There is no time to lose: Let us accept the call for the launch of this network.
Joel Salas Suarez
Message from Mr. Jean-Louis Nadal, President of the High Authority for transparency in public life
On December 9, 2016, 14 institutions launched the Network for Integrity. They have all come to Paris from South Korea, Ivory Coast, Senegal, Georgia, Ukraine, Moldova, Romania, Latvia, Croatia, Greece, Italy, Peru and Mexico. Like the High Authority for the Transparency of Public Life, they dedicate their resources and energy to the promotion of transparency, ethics and integrity and the fight against corruption.
This date was eminently symbolic, as the world celebrated the International Anti-Corruption Day, a phenomenon that is still pervasive and costs billions of dollars every year. All these resources are diverted from their primary utility and deprive citizens of the services they could claim. This injustice creates major distortions and a growing distrust of citizens towards their institutions and their representatives. Beyond the exorbitant cost and its economic and social impacts, corruption affects all actors in public life, be it public officials, elected or unelected, or ordinary citizens.
We can distinguish three main levers to effectively combat attacks on integrity :
First of all, it is transparency. It can take many forms. Firstly, there is transparency of the resources of public actors, such as their open asset declarations, as disclosed in France or in Ukraine. It also takes the form of the decision-making transparency initiatives, particularly with the increasing measures in Slovenia, Canada, France and Brazil for public lobbying registers and enabling citizens to better understand its impact on the legislative process. Finally, there are mechanisms for the transparency of budgetary resources and political financing.
Another vector of this struggle is the promotion of a culture of integrity.
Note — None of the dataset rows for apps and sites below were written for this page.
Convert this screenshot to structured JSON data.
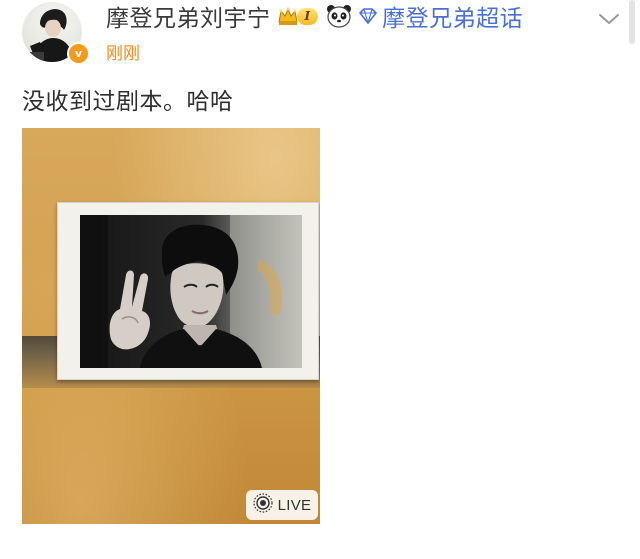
{
  "post": {
    "username": "摩登兄弟刘宇宁",
    "level_badge": "I",
    "supertopic": "摩登兄弟超话",
    "timestamp": "刚刚",
    "text": "没收到过剧本。哈哈",
    "verify_mark": "v",
    "live_label": "LIVE"
  },
  "icons": {
    "crown": "crown-icon",
    "panda": "panda-icon",
    "diamond": "diamond-icon",
    "chevron": "chevron-down-icon",
    "live": "live-photo-icon",
    "verify": "verified-badge-icon"
  },
  "colors": {
    "username": "#3a3a3a",
    "supertopic": "#4a6fd6",
    "timestamp": "#f08a18",
    "verify_badge": "#f59a1b",
    "level_badge": "#f3b921"
  }
}
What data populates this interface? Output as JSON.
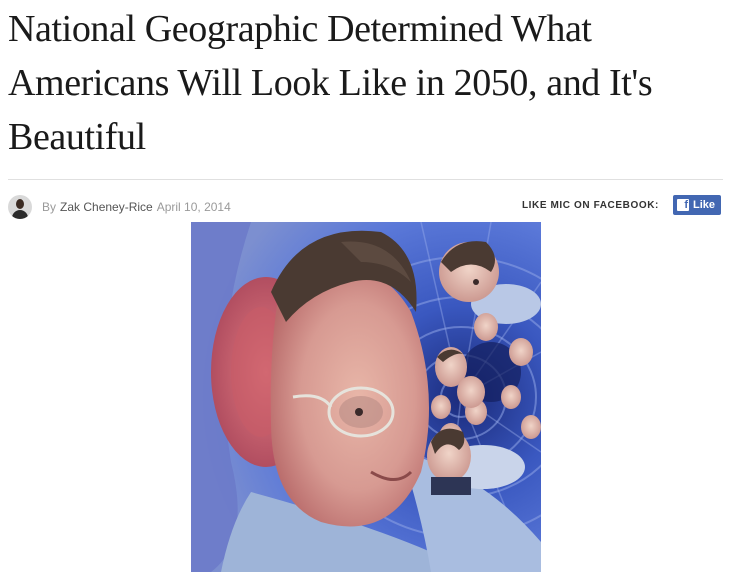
{
  "article": {
    "headline": "National Geographic Determined What Americans Will Look Like in 2050, and It's Beautiful"
  },
  "byline": {
    "prefix": "By",
    "author": "Zak Cheney-Rice",
    "date": "April 10, 2014"
  },
  "facebook": {
    "prompt": "LIKE MIC ON FACEBOOK:",
    "logo_glyph": "f",
    "button_label": "Like",
    "color": "#4267b2"
  },
  "image": {
    "kind": "swirled-face-photo"
  }
}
The 14 member institutions of the Network for Integrity are committed to it. Promoting and strengthening integrity is essential to restoring the citizens’ confidence in public officials. This requires effort, learning, and daily anchoring through awareness-raising, education and training, prevention, counseling and dissemination of standards, and ultimately sanctioning.
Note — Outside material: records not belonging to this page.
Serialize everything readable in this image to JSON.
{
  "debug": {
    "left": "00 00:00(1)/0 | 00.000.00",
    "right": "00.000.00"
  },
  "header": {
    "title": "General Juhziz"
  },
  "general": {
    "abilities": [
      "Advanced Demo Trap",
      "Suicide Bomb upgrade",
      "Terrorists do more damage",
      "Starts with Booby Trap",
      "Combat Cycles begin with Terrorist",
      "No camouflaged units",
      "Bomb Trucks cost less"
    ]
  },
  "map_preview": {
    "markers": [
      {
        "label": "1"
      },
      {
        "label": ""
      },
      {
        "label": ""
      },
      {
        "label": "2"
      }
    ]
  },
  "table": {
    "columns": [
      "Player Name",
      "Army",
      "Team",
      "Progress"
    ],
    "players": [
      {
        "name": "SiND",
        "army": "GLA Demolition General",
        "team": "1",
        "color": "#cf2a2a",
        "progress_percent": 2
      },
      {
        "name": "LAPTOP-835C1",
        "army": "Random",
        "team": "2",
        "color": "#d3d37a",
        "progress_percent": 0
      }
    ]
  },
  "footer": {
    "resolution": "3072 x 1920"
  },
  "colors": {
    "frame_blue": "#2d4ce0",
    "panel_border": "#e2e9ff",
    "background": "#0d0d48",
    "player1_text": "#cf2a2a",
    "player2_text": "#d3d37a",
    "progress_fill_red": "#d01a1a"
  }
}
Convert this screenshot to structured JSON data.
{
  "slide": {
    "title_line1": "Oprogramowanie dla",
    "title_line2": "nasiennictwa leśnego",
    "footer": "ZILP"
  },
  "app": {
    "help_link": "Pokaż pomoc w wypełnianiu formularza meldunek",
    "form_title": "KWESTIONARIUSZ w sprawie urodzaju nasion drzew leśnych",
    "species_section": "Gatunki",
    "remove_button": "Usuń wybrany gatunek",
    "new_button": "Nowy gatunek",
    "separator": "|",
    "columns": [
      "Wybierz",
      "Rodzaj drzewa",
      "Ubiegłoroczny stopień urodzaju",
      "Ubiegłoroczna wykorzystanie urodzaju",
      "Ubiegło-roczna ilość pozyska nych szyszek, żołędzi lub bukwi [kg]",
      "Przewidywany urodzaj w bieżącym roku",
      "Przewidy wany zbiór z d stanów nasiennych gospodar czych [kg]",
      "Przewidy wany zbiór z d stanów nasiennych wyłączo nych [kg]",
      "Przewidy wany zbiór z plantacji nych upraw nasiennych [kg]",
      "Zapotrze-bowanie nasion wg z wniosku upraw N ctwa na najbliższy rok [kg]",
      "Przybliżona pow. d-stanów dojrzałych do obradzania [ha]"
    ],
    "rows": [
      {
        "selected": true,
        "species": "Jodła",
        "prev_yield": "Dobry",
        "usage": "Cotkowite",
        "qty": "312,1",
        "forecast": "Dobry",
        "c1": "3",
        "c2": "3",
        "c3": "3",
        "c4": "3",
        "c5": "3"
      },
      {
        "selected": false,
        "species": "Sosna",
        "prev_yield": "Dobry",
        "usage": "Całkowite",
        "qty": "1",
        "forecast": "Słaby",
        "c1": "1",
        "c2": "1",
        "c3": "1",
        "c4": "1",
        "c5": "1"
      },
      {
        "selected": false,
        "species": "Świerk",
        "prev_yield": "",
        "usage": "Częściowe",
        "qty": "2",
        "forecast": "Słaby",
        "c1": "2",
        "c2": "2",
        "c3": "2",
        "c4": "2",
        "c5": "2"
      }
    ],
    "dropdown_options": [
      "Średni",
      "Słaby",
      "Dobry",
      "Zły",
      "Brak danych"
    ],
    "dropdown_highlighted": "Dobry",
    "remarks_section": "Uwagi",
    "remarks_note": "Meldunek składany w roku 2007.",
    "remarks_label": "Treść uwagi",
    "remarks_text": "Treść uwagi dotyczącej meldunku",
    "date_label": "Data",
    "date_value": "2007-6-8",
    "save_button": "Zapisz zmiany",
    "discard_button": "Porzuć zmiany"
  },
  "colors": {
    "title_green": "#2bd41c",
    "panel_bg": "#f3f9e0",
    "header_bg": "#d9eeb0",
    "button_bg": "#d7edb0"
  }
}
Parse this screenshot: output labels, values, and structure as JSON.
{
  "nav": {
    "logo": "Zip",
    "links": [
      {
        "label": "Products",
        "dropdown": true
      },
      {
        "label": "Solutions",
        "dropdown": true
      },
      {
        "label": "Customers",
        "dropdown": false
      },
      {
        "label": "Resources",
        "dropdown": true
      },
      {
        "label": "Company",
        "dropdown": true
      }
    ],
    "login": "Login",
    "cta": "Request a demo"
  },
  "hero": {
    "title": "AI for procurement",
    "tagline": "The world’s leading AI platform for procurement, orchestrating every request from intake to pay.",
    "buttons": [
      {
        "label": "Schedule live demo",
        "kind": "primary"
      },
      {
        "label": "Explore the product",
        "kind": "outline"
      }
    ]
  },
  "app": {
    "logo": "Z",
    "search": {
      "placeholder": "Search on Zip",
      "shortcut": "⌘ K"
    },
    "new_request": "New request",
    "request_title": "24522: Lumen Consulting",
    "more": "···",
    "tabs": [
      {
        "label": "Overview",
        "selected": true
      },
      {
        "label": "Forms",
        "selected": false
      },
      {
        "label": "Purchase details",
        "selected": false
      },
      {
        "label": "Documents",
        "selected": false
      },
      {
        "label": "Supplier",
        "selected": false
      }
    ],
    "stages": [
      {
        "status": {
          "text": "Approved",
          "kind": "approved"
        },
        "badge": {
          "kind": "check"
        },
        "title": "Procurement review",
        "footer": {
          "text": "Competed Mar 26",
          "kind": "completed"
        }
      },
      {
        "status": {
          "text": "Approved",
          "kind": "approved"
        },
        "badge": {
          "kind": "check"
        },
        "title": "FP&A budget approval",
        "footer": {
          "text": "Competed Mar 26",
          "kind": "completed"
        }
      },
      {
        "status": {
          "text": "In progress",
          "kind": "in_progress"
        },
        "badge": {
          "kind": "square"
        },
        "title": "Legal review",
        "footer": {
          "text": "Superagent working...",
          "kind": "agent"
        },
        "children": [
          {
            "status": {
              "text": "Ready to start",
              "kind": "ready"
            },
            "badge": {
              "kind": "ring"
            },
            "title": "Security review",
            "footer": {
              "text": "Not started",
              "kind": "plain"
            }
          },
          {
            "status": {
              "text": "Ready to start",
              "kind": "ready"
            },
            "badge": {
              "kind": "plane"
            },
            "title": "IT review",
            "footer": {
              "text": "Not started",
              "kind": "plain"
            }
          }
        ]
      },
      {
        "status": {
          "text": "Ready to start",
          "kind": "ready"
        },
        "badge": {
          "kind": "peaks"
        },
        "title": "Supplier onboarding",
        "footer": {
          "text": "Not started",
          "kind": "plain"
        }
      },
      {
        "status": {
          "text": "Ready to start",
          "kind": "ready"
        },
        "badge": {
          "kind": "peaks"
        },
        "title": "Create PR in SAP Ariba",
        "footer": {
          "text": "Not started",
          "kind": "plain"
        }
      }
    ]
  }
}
But beyond the implementation of these missions within each of our countries, corruption, which knows no borders, makes it absolutely necessary to connect the institutions that are the actors of change in their countries. The fight against corruption and the struggle for a more transparent and open democracy are complex and global challenges that no single institution can claim to lead alone and to which none of us can find the solution alone. We need to exchange and share in order to strengthen our institutions, methods and knowledge of the phenomenon through the work, mechanisms, experience and research of each other. We are now engaged in the Network for Integrity to fight together and stronger against this scourge.
This Network should allow its members to quickly exchange, adapt and adopt practices, new techniques and skills, and to implement new actions nationally and internationally, in order to consolidate their facilities. Let us also pledge that this instrument will allow its members to express a stronger voice or to share a common point of view with international organizations and civil society to anchor a culture of integrity at all levels of public life.